But before the ship's crew we've come to know over the last two books meets those outside observers, we have more setup, and sadly the opening setup leaves a lot to be desired. The persistent flaw in this series for me is that the angst, emotional trauma, and brave struggles through internal pain are sometimes laid on with a trowel. It feels at times like Bear is trying too hard to give the emotions, pains, and relationships a deep resonance, to tap mythic images and roles, to give them Significance. Sometimes this works. The start of this book was not one of those times; it felt labored and strained. I do think it accurately represents the self-image of the characters, but the obsession with knights and tigers and so forth gets a bit tiring.

Part of the problem for me was that I again had huge problems keeping the characters straight and remembering specific details of the previous books, which means that the references to past emotional pain often went over my head.
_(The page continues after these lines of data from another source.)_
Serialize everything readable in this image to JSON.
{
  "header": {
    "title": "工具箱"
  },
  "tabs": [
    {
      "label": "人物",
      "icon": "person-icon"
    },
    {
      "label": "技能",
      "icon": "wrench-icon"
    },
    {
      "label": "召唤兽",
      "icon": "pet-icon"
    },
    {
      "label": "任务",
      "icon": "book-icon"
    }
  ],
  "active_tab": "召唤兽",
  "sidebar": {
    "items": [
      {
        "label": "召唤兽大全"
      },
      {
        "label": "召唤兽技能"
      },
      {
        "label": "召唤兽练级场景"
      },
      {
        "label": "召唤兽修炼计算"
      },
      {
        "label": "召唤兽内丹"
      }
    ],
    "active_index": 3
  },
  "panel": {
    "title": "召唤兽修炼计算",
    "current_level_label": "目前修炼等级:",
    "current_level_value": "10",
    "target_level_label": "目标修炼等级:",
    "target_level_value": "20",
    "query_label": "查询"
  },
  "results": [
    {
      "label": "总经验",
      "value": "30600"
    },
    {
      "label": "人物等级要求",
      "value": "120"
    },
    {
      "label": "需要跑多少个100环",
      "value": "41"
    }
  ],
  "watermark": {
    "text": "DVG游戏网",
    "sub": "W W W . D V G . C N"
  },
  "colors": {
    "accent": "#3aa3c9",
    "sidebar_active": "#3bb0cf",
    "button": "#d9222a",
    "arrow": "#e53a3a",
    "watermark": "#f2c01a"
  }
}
I can't believe I'm saying this about an SF novel, but I could have really used a dramatis personae. I appreciate Bear's desire not to tell us the obvious or to just reiterate parts of the previous book, but even though it had only been six months since I read it, the references were so partial and glancing that I couldn't follow them. Characters in these books rarely talk about anything directly, which is great if what they're alluding to comes to mind and frustratingly baffling if you don't. I had this problem with Chill as well.
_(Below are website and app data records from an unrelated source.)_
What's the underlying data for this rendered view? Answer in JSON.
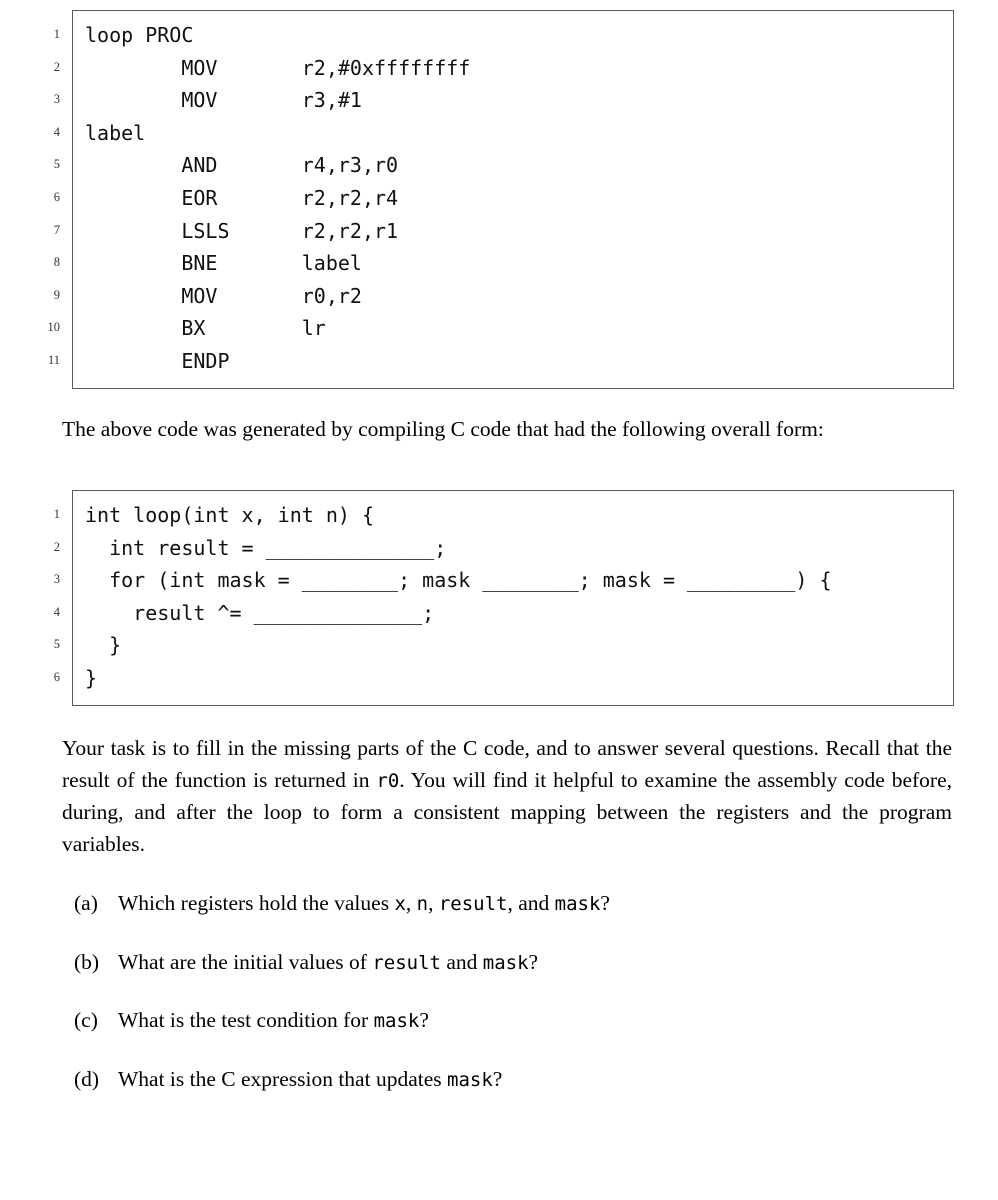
{
  "asm_listing": {
    "name": "arm-assembly-listing",
    "line_numbers": [
      "1",
      "2",
      "3",
      "4",
      "5",
      "6",
      "7",
      "8",
      "9",
      "10",
      "11"
    ],
    "lines": [
      "loop PROC",
      "        MOV       r2,#0xffffffff",
      "        MOV       r3,#1",
      "label",
      "        AND       r4,r3,r0",
      "        EOR       r2,r2,r4",
      "        LSLS      r2,r2,r1",
      "        BNE       label",
      "        MOV       r0,r2",
      "        BX        lr",
      "        ENDP"
    ]
  },
  "intro_paragraph": "The above code was generated by compiling C code that had the following overall form:",
  "c_listing": {
    "name": "c-source-listing",
    "line_numbers": [
      "1",
      "2",
      "3",
      "4",
      "5",
      "6"
    ],
    "lines": [
      "int loop(int x, int n) {",
      "  int result = ______________;",
      "  for (int mask = ________; mask ________; mask = _________) {",
      "    result ^= ______________;",
      "  }",
      "}"
    ]
  },
  "task_paragraph": {
    "part1": "Your task is to fill in the missing parts of the C code, and to answer several questions. Recall that the result of the function is returned in ",
    "mono1": "r0",
    "part2": ". You will find it helpful to examine the assembly code before, during, and after the loop to form a consistent mapping between the registers and the program variables."
  },
  "questions": [
    {
      "label": "(a)",
      "segments": [
        {
          "text": "Which registers hold the values ",
          "mono": false
        },
        {
          "text": "x",
          "mono": true
        },
        {
          "text": ", ",
          "mono": false
        },
        {
          "text": "n",
          "mono": true
        },
        {
          "text": ", ",
          "mono": false
        },
        {
          "text": "result",
          "mono": true
        },
        {
          "text": ", and ",
          "mono": false
        },
        {
          "text": "mask",
          "mono": true
        },
        {
          "text": "?",
          "mono": false
        }
      ],
      "plain": "Which registers hold the values x, n, result, and mask?"
    },
    {
      "label": "(b)",
      "segments": [
        {
          "text": "What are the initial values of ",
          "mono": false
        },
        {
          "text": "result",
          "mono": true
        },
        {
          "text": " and ",
          "mono": false
        },
        {
          "text": "mask",
          "mono": true
        },
        {
          "text": "?",
          "mono": false
        }
      ],
      "plain": "What are the initial values of result and mask?"
    },
    {
      "label": "(c)",
      "segments": [
        {
          "text": "What is the test condition for ",
          "mono": false
        },
        {
          "text": "mask",
          "mono": true
        },
        {
          "text": "?",
          "mono": false
        }
      ],
      "plain": "What is the test condition for mask?"
    },
    {
      "label": "(d)",
      "segments": [
        {
          "text": "What is the C expression that updates ",
          "mono": false
        },
        {
          "text": "mask",
          "mono": true
        },
        {
          "text": "?",
          "mono": false
        }
      ],
      "plain": "What is the C expression that updates mask?"
    }
  ],
  "colors": {
    "frame_border": "#5b5b5b",
    "text": "#000000",
    "line_number": "#33333a",
    "background": "#ffffff"
  }
}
By the middle of the book, I was dubious about this one. The recurring characters seemed overwrought and frustratingly oblique. The new viewpoints added some interesting and useful background, but were also a bit bland. Then they meet, and Grail suddenly gets considerably better.
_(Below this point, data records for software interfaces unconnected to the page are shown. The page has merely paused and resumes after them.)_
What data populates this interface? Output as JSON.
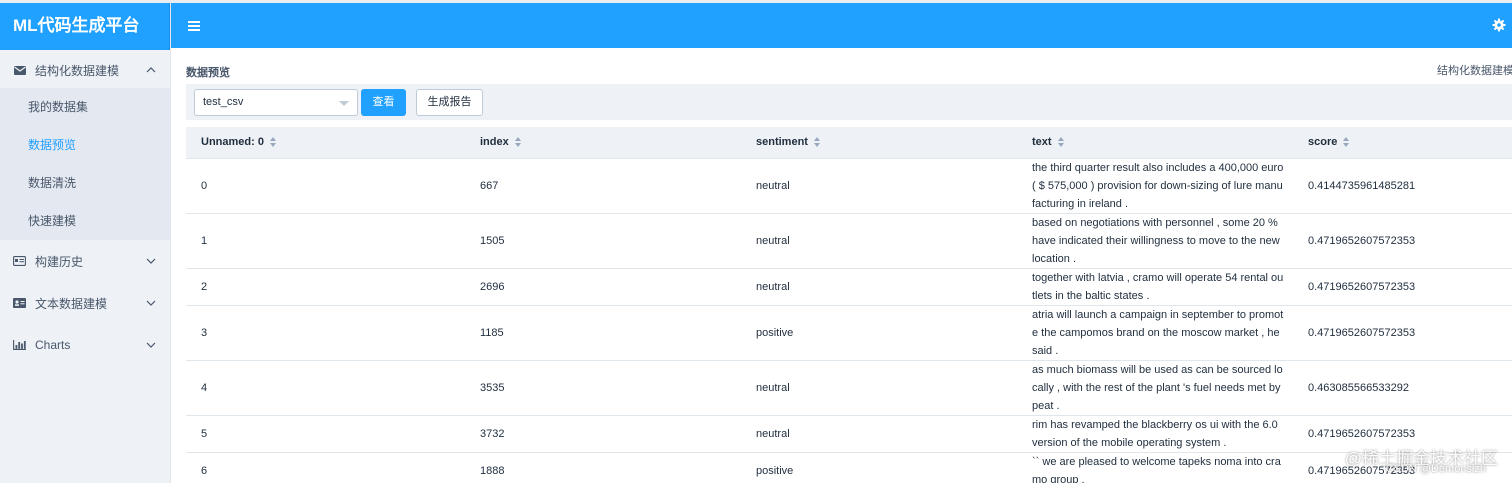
{
  "app": {
    "title": "ML代码生成平台"
  },
  "sidebar": {
    "groups": [
      {
        "label": "结构化数据建模",
        "icon": "envelope-icon",
        "expanded": true,
        "items": [
          {
            "label": "我的数据集",
            "active": false
          },
          {
            "label": "数据预览",
            "active": true
          },
          {
            "label": "数据清洗",
            "active": false
          },
          {
            "label": "快速建模",
            "active": false
          }
        ]
      },
      {
        "label": "构建历史",
        "icon": "id-card-icon",
        "expanded": false
      },
      {
        "label": "文本数据建模",
        "icon": "address-card-icon",
        "expanded": false
      },
      {
        "label": "Charts",
        "icon": "bar-chart-icon",
        "expanded": false
      }
    ]
  },
  "page": {
    "title": "数据预览",
    "breadcrumb": "结构化数据建模"
  },
  "toolbar": {
    "dataset_select": {
      "value": "test_csv"
    },
    "view_label": "查看",
    "report_label": "生成报告"
  },
  "table": {
    "columns": [
      "Unnamed: 0",
      "index",
      "sentiment",
      "text",
      "score"
    ],
    "rows": [
      [
        "0",
        "667",
        "neutral",
        "the third quarter result also includes a 400,000 euro ( $ 575,000 ) provision for down-sizing of lure manufacturing in ireland .",
        "0.4144735961485281"
      ],
      [
        "1",
        "1505",
        "neutral",
        "based on negotiations with personnel , some 20 % have indicated their willingness to move to the new location .",
        "0.4719652607572353"
      ],
      [
        "2",
        "2696",
        "neutral",
        "together with latvia , cramo will operate 54 rental outlets in the baltic states .",
        "0.4719652607572353"
      ],
      [
        "3",
        "1185",
        "positive",
        "atria will launch a campaign in september to promote the campomos brand on the moscow market , he said .",
        "0.4719652607572353"
      ],
      [
        "4",
        "3535",
        "neutral",
        "as much biomass will be used as can be sourced locally , with the rest of the plant 's fuel needs met by peat .",
        "0.463085566533292"
      ],
      [
        "5",
        "3732",
        "neutral",
        "rim has revamped the blackberry os ui with the 6.0 version of the mobile operating system .",
        "0.4719652607572353"
      ],
      [
        "6",
        "1888",
        "positive",
        "`` we are pleased to welcome tapeks noma into cramo group .",
        "0.4719652607572353"
      ]
    ]
  },
  "watermark": {
    "line1": "@稀土掘金技术社区",
    "line2": "CSDN @Demonslzh"
  },
  "colors": {
    "primary": "#20a0ff",
    "sidebar_bg": "#eef1f6",
    "submenu_bg": "#e4e8f1"
  }
}
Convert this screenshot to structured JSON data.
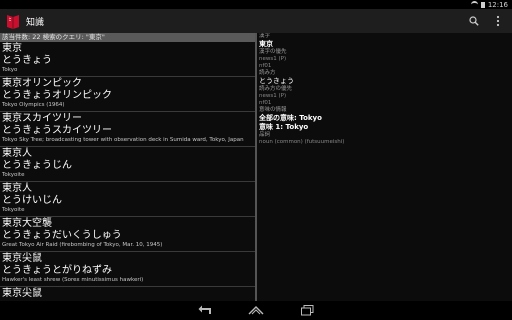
{
  "status": {
    "time": "12:16"
  },
  "app": {
    "title": "知識"
  },
  "results": {
    "count_text": "該当件数: 22 検索のクエリ: \"東京\"",
    "items": [
      {
        "kanji": "東京",
        "reading": "とうきょう",
        "gloss": "Tokyo"
      },
      {
        "kanji": "東京オリンピック",
        "reading": "とうきょうオリンピック",
        "gloss": "Tokyo Olympics (1964)"
      },
      {
        "kanji": "東京スカイツリー",
        "reading": "とうきょうスカイツリー",
        "gloss": "Tokyo Sky Tree; broadcasting tower with observation deck in Sumida ward, Tokyo, Japan"
      },
      {
        "kanji": "東京人",
        "reading": "とうきょうじん",
        "gloss": "Tokyoite"
      },
      {
        "kanji": "東京人",
        "reading": "とうけいじん",
        "gloss": "Tokyoite"
      },
      {
        "kanji": "東京大空襲",
        "reading": "とうきょうだいくうしゅう",
        "gloss": "Great Tokyo Air Raid (firebombing of Tokyo, Mar. 10, 1945)"
      },
      {
        "kanji": "東京尖鼠",
        "reading": "とうきょうとがりねずみ",
        "gloss": "Hawker's least shrew (Sorex minutissimus hawkeri)"
      },
      {
        "kanji": "東京尖鼠",
        "reading": "",
        "gloss": ""
      }
    ]
  },
  "detail": {
    "kanji_label": "漢字",
    "kanji_value": "東京",
    "kanji_priority_label": "漢字の優先",
    "kanji_priority_1": "news1 (P)",
    "kanji_priority_2": "nf01",
    "reading_label": "読み方",
    "reading_value": "とうきょう",
    "reading_priority_label": "読み方の優先",
    "reading_priority_1": "news1 (P)",
    "reading_priority_2": "nf01",
    "sense_label": "意味の情報",
    "all_meanings": "全部の意味: Tokyo",
    "meaning_1": "意味 1: Tokyo",
    "pos_label": "品詞",
    "pos_value": "noun (common) (futsuumeishi)"
  }
}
One of the great recurring themes of science fiction is the clash of cultures and perspectives, where the protagonists come face-to-face with a culture that thinks in some profoundly different way and has to try to understand. Usually, this is told exclusively from the perspective closest to the reader. Here, Bear does something very tricky: she tells that interaction from both perspectives in interleaving scenes. And in the observations of each side, she shows the reader things that are foreign and strange in the other side, leaving the reader feeling almost equally sympathetic and equally alienated from both sides.

This works brilliantly in the context of this series. We've gotten so fully immersed in the world of the Jacob's Ladder that their perspective has become normal. Bear shakes that up with a well-chosen outside perspective and shows how strange and foreign what we've gotten used to really is. This sort of alienation, and of respinning the familiar through alienation, is a classic strength of SF, and I've rarely seen it done more effectively than in those few chapters.

Bear doesn't quite manage to keep that momentum through the end of the book, but the second half is much better than the first, and I found the final resolution of the series both unexpected and profoundly moving. There is a little bit of deus ex machina in places, but it's in service of an emotional ending that I wanted badly. And one character got an ending that was so perfectly in character and so beautiful that it had me smiling for some time after I finished the book.

This is a flawed and somewhat uneven book, but it has some fantastic high points. I think that's a good summary for the series as a whole: uneven, and occasionally too wrapped up in its own emotional impact, but in the moments that it hits its stride, it's great stuff that's worth going out of your way to read. The world background is well thought out, complex, and satisfying, particularly in this book where the camera pans back to let the reader see the larger context. If you like a bit of high fantasy in your space opera, give this series a try. But I strongly recommend getting all three books and reading them back to back, or at least close together, so that you can remember the fine detail of previous books as well as the characters do.

Rating: 8 out of 10

Reviewed: 2011-06-10

Last modified and spun 2014-12-21